** Input material follows **
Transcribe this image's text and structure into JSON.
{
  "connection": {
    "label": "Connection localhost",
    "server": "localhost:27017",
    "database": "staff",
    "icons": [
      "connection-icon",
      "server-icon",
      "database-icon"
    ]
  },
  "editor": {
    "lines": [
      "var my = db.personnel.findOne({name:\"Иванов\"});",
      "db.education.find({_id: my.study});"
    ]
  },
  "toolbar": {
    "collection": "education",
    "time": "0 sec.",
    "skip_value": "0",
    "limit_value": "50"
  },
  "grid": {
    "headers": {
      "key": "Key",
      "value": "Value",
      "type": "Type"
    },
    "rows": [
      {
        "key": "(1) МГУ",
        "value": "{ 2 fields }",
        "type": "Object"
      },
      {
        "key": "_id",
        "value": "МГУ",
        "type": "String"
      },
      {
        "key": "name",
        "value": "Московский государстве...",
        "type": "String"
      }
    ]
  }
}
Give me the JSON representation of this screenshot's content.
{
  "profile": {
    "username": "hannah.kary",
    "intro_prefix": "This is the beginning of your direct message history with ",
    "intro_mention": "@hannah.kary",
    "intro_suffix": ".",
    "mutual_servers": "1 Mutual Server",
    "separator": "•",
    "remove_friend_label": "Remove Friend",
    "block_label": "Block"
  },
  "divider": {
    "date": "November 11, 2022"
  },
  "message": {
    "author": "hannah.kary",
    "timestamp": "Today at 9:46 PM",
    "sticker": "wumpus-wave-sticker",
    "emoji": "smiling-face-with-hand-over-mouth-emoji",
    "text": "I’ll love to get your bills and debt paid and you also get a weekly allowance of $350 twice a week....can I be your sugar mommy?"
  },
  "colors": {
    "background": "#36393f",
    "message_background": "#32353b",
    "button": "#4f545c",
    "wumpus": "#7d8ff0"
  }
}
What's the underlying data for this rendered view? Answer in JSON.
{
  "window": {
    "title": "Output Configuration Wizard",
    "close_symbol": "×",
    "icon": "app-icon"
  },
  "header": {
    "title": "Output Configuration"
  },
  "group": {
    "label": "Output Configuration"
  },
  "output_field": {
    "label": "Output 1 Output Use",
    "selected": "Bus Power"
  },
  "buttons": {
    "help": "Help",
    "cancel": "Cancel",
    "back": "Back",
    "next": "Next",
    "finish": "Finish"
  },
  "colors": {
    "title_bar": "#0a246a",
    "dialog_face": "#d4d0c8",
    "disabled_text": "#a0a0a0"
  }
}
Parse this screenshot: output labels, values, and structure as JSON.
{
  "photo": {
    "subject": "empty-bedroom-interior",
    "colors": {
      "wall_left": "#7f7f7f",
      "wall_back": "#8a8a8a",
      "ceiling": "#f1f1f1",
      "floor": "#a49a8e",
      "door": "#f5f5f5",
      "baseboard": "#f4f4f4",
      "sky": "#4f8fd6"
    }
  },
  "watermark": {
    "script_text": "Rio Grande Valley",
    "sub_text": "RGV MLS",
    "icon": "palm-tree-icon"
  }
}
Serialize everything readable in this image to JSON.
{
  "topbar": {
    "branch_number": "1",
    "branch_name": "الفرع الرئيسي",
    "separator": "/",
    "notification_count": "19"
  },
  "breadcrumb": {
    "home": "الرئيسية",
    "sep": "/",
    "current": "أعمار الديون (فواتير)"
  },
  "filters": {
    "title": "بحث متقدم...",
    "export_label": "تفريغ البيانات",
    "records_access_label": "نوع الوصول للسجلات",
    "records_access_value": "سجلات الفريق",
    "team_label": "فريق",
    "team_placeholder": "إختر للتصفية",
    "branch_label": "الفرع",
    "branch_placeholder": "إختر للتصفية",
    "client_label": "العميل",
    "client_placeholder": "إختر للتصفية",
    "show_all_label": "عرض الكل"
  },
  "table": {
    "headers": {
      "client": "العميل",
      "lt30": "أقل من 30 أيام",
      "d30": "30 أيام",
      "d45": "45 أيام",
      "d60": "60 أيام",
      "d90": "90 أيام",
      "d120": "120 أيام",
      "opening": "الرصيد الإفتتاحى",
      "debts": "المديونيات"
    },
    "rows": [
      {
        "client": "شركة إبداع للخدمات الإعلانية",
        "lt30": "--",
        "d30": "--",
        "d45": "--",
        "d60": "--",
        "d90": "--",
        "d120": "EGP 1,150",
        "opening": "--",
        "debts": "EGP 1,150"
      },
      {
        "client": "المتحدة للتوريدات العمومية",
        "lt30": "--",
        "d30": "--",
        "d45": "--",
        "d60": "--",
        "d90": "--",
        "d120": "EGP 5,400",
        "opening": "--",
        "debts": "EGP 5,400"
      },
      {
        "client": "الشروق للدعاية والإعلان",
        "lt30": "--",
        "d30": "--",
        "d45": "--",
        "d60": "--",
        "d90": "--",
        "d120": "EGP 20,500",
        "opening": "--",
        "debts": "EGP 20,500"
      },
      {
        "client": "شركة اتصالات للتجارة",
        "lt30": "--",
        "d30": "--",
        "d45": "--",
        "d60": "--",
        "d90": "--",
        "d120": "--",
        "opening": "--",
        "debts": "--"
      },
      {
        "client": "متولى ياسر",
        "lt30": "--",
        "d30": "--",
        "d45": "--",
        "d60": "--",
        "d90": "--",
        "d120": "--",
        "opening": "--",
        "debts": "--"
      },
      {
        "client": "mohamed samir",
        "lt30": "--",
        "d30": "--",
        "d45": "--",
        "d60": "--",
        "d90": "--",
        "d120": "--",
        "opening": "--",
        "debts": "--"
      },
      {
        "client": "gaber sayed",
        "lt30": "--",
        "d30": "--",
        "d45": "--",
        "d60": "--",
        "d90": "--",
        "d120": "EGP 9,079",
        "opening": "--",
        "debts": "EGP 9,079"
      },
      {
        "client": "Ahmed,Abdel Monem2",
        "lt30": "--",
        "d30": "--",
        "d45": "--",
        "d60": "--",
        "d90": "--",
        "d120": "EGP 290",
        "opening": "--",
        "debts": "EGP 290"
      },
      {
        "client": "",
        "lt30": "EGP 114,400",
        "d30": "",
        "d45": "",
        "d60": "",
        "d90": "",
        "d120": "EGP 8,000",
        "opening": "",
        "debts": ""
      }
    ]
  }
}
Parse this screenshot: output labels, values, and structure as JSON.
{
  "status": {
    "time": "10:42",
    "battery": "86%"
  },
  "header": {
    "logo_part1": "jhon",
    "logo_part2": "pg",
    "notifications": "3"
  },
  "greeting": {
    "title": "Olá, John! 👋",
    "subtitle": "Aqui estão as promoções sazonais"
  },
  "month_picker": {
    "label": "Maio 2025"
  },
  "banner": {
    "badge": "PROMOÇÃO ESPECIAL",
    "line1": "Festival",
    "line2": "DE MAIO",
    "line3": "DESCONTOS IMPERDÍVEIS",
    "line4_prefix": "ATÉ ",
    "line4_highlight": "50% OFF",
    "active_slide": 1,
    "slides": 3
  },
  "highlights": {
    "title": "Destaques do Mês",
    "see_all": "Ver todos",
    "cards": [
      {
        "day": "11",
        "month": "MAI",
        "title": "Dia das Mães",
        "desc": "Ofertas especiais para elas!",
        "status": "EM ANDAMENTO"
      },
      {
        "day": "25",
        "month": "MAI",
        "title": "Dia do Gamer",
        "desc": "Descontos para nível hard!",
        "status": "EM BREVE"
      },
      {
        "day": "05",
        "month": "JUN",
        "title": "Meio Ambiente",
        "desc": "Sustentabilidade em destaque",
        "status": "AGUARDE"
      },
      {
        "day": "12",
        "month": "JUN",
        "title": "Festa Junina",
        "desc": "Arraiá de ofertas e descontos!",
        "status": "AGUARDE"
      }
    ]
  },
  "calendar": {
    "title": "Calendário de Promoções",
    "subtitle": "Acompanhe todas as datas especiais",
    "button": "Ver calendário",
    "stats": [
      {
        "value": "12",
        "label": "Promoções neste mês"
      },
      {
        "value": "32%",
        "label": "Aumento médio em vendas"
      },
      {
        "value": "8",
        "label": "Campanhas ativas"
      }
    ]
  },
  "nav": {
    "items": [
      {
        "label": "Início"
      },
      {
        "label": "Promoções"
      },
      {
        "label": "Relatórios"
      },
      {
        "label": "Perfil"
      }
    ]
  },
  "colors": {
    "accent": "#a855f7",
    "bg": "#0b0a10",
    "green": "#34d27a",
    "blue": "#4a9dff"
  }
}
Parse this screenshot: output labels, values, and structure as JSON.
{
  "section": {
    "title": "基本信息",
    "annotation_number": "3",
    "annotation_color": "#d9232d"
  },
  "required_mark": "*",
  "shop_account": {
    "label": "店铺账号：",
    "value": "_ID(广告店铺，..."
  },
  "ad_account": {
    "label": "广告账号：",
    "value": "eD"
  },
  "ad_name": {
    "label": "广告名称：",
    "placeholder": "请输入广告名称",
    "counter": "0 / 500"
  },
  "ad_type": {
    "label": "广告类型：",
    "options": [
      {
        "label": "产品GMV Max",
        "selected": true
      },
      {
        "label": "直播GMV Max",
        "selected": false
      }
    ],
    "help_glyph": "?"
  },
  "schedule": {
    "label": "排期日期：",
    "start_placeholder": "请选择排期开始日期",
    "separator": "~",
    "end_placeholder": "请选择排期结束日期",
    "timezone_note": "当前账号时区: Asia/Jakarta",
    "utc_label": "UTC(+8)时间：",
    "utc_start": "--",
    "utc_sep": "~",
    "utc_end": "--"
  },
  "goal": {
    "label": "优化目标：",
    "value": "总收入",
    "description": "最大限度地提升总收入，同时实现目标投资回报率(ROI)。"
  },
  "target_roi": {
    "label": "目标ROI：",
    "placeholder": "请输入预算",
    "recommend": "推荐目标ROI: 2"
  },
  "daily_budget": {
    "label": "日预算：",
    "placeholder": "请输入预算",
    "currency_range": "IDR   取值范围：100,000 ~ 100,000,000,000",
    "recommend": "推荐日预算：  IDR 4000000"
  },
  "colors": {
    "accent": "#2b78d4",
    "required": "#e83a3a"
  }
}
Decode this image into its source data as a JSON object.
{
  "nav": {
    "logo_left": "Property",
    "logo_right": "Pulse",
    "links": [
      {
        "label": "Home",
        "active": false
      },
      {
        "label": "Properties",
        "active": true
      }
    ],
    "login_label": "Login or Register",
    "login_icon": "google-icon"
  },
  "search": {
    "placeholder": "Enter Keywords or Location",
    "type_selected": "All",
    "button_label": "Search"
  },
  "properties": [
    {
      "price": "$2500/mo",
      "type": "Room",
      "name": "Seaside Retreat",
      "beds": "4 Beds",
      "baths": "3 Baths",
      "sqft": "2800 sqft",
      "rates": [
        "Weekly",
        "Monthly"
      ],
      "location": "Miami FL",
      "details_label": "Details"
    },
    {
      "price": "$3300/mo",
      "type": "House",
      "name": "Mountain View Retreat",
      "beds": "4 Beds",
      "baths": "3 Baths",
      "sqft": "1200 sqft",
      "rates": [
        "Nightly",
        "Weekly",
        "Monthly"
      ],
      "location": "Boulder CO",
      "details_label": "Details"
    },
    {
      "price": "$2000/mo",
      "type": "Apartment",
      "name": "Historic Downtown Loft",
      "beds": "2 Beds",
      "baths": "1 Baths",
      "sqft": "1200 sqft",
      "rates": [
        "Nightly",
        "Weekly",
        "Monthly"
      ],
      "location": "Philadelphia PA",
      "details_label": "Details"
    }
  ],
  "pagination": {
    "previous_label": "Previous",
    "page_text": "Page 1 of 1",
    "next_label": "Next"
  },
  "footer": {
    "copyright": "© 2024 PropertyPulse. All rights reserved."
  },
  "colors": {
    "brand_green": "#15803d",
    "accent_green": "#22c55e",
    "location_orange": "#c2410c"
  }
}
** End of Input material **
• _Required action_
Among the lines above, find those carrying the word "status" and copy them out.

• _Answer box_
  "status": {
        "status": "EM ANDAMENTO"
        "status": "EM BREVE"
        "status": "AGUARDE"
        "status": "AGUARDE"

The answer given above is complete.